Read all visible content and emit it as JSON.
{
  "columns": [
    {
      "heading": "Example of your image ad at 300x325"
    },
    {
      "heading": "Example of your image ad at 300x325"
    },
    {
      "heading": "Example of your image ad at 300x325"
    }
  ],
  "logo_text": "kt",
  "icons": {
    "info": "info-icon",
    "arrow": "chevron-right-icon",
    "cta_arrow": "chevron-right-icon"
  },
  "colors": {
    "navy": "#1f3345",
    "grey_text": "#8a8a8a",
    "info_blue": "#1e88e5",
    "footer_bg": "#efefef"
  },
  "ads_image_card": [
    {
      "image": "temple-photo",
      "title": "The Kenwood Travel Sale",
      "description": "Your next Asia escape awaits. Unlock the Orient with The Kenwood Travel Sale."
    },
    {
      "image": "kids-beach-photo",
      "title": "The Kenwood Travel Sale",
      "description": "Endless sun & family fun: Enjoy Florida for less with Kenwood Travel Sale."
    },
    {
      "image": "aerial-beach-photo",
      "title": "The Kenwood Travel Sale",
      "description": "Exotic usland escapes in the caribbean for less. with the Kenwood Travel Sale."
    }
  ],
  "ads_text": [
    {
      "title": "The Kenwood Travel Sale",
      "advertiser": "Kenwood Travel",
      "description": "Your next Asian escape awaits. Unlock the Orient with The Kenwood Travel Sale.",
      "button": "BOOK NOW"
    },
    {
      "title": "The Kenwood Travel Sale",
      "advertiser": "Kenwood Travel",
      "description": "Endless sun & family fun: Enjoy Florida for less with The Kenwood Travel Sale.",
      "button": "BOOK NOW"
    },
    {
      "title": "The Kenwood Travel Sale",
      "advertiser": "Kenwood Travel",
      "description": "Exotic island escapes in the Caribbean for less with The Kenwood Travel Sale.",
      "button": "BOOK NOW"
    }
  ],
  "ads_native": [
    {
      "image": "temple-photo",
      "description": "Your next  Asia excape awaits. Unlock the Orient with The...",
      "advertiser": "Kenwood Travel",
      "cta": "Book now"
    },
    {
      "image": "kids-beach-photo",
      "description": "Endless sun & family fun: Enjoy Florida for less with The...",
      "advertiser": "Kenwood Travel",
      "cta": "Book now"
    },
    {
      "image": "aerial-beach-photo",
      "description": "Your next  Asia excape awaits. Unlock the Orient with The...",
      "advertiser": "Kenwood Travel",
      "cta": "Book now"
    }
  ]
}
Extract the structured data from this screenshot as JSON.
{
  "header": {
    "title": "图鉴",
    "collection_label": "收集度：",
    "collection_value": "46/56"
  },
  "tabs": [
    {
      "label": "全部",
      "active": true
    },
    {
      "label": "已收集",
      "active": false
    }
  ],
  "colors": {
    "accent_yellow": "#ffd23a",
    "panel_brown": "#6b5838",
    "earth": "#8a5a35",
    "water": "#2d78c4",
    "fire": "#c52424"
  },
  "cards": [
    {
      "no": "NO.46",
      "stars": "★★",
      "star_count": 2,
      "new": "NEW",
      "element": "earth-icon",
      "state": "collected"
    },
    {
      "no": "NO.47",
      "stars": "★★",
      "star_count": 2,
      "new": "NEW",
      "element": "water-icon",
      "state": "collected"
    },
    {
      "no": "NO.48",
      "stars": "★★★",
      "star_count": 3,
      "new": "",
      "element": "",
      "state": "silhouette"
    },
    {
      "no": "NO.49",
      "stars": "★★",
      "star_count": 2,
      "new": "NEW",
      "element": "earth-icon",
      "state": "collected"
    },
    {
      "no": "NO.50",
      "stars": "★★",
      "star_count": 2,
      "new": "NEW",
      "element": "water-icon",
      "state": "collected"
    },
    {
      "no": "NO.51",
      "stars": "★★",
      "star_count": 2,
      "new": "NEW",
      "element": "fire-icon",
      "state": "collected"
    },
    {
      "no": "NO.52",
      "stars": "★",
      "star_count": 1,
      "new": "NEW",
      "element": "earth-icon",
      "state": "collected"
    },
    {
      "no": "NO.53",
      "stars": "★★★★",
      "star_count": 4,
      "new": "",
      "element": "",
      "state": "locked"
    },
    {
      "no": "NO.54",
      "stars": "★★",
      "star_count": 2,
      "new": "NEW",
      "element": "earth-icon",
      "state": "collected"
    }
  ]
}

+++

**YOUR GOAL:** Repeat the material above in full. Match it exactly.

**WRITTEN SOLUTION:**
Read all visible content and emit it as JSON.
{
  "columns": [
    {
      "heading": "Example of your image ad at 300x325"
    },
    {
      "heading": "Example of your image ad at 300x325"
    },
    {
      "heading": "Example of your image ad at 300x325"
    }
  ],
  "logo_text": "kt",
  "icons": {
    "info": "info-icon",
    "arrow": "chevron-right-icon",
    "cta_arrow": "chevron-right-icon"
  },
  "colors": {
    "navy": "#1f3345",
    "grey_text": "#8a8a8a",
    "info_blue": "#1e88e5",
    "footer_bg": "#efefef"
  },
  "ads_image_card": [
    {
      "image": "temple-photo",
      "title": "The Kenwood Travel Sale",
      "description": "Your next Asia escape awaits. Unlock the Orient with The Kenwood Travel Sale."
    },
    {
      "image": "kids-beach-photo",
      "title": "The Kenwood Travel Sale",
      "description": "Endless sun & family fun: Enjoy Florida for less with Kenwood Travel Sale."
    },
    {
      "image": "aerial-beach-photo",
      "title": "The Kenwood Travel Sale",
      "description": "Exotic usland escapes in the caribbean for less. with the Kenwood Travel Sale."
    }
  ],
  "ads_text": [
    {
      "title": "The Kenwood Travel Sale",
      "advertiser": "Kenwood Travel",
      "description": "Your next Asian escape awaits. Unlock the Orient with The Kenwood Travel Sale.",
      "button": "BOOK NOW"
    },
    {
      "title": "The Kenwood Travel Sale",
      "advertiser": "Kenwood Travel",
      "description": "Endless sun & family fun: Enjoy Florida for less with The Kenwood Travel Sale.",
      "button": "BOOK NOW"
    },
    {
      "title": "The Kenwood Travel Sale",
      "advertiser": "Kenwood Travel",
      "description": "Exotic island escapes in the Caribbean for less with The Kenwood Travel Sale.",
      "button": "BOOK NOW"
    }
  ],
  "ads_native": [
    {
      "image": "temple-photo",
      "description": "Your next  Asia excape awaits. Unlock the Orient with The...",
      "advertiser": "Kenwood Travel",
      "cta": "Book now"
    },
    {
      "image": "kids-beach-photo",
      "description": "Endless sun & family fun: Enjoy Florida for less with The...",
      "advertiser": "Kenwood Travel",
      "cta": "Book now"
    },
    {
      "image": "aerial-beach-photo",
      "description": "Your next  Asia excape awaits. Unlock the Orient with The...",
      "advertiser": "Kenwood Travel",
      "cta": "Book now"
    }
  ]
}
Extract the structured data from this screenshot as JSON.
{
  "header": {
    "title": "图鉴",
    "collection_label": "收集度：",
    "collection_value": "46/56"
  },
  "tabs": [
    {
      "label": "全部",
      "active": true
    },
    {
      "label": "已收集",
      "active": false
    }
  ],
  "colors": {
    "accent_yellow": "#ffd23a",
    "panel_brown": "#6b5838",
    "earth": "#8a5a35",
    "water": "#2d78c4",
    "fire": "#c52424"
  },
  "cards": [
    {
      "no": "NO.46",
      "stars": "★★",
      "star_count": 2,
      "new": "NEW",
      "element": "earth-icon",
      "state": "collected"
    },
    {
      "no": "NO.47",
      "stars": "★★",
      "star_count": 2,
      "new": "NEW",
      "element": "water-icon",
      "state": "collected"
    },
    {
      "no": "NO.48",
      "stars": "★★★",
      "star_count": 3,
      "new": "",
      "element": "",
      "state": "silhouette"
    },
    {
      "no": "NO.49",
      "stars": "★★",
      "star_count": 2,
      "new": "NEW",
      "element": "earth-icon",
      "state": "collected"
    },
    {
      "no": "NO.50",
      "stars": "★★",
      "star_count": 2,
      "new": "NEW",
      "element": "water-icon",
      "state": "collected"
    },
    {
      "no": "NO.51",
      "stars": "★★",
      "star_count": 2,
      "new": "NEW",
      "element": "fire-icon",
      "state": "collected"
    },
    {
      "no": "NO.52",
      "stars": "★",
      "star_count": 1,
      "new": "NEW",
      "element": "earth-icon",
      "state": "collected"
    },
    {
      "no": "NO.53",
      "stars": "★★★★",
      "star_count": 4,
      "new": "",
      "element": "",
      "state": "locked"
    },
    {
      "no": "NO.54",
      "stars": "★★",
      "star_count": 2,
      "new": "NEW",
      "element": "earth-icon",
      "state": "collected"
    }
  ]
}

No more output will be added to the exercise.